** Opening Data to use block **
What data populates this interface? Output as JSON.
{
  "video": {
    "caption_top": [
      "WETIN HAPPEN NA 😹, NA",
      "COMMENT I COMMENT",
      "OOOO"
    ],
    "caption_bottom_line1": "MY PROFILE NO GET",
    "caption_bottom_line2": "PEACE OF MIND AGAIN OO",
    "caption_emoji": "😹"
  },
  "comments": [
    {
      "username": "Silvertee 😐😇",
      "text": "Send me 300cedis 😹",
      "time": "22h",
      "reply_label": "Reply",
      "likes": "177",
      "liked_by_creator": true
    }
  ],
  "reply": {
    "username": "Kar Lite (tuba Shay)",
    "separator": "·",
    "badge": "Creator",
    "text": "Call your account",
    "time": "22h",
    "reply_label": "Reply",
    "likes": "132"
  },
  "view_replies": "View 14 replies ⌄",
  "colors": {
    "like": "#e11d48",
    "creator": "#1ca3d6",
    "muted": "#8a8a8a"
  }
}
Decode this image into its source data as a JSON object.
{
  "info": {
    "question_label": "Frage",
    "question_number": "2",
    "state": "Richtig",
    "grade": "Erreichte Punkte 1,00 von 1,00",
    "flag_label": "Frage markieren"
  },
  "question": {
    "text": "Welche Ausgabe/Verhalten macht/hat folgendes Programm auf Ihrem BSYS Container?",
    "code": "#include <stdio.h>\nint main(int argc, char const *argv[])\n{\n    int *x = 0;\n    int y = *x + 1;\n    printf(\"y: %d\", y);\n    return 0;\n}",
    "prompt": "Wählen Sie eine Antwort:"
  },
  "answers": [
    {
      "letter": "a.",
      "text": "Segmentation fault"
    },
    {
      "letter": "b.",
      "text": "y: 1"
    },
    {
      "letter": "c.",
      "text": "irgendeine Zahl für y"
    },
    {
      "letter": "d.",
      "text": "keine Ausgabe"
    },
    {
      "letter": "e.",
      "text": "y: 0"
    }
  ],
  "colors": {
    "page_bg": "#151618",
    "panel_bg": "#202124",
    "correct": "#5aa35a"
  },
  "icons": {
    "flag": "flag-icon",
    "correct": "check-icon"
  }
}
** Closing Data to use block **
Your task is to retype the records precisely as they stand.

Result below —
What data populates this interface? Output as JSON.
{
  "video": {
    "caption_top": [
      "WETIN HAPPEN NA 😹, NA",
      "COMMENT I COMMENT",
      "OOOO"
    ],
    "caption_bottom_line1": "MY PROFILE NO GET",
    "caption_bottom_line2": "PEACE OF MIND AGAIN OO",
    "caption_emoji": "😹"
  },
  "comments": [
    {
      "username": "Silvertee 😐😇",
      "text": "Send me 300cedis 😹",
      "time": "22h",
      "reply_label": "Reply",
      "likes": "177",
      "liked_by_creator": true
    }
  ],
  "reply": {
    "username": "Kar Lite (tuba Shay)",
    "separator": "·",
    "badge": "Creator",
    "text": "Call your account",
    "time": "22h",
    "reply_label": "Reply",
    "likes": "132"
  },
  "view_replies": "View 14 replies ⌄",
  "colors": {
    "like": "#e11d48",
    "creator": "#1ca3d6",
    "muted": "#8a8a8a"
  }
}
Decode this image into its source data as a JSON object.
{
  "info": {
    "question_label": "Frage",
    "question_number": "2",
    "state": "Richtig",
    "grade": "Erreichte Punkte 1,00 von 1,00",
    "flag_label": "Frage markieren"
  },
  "question": {
    "text": "Welche Ausgabe/Verhalten macht/hat folgendes Programm auf Ihrem BSYS Container?",
    "code": "#include <stdio.h>\nint main(int argc, char const *argv[])\n{\n    int *x = 0;\n    int y = *x + 1;\n    printf(\"y: %d\", y);\n    return 0;\n}",
    "prompt": "Wählen Sie eine Antwort:"
  },
  "answers": [
    {
      "letter": "a.",
      "text": "Segmentation fault"
    },
    {
      "letter": "b.",
      "text": "y: 1"
    },
    {
      "letter": "c.",
      "text": "irgendeine Zahl für y"
    },
    {
      "letter": "d.",
      "text": "keine Ausgabe"
    },
    {
      "letter": "e.",
      "text": "y: 0"
    }
  ],
  "colors": {
    "page_bg": "#151618",
    "panel_bg": "#202124",
    "correct": "#5aa35a"
  },
  "icons": {
    "flag": "flag-icon",
    "correct": "check-icon"
  }
}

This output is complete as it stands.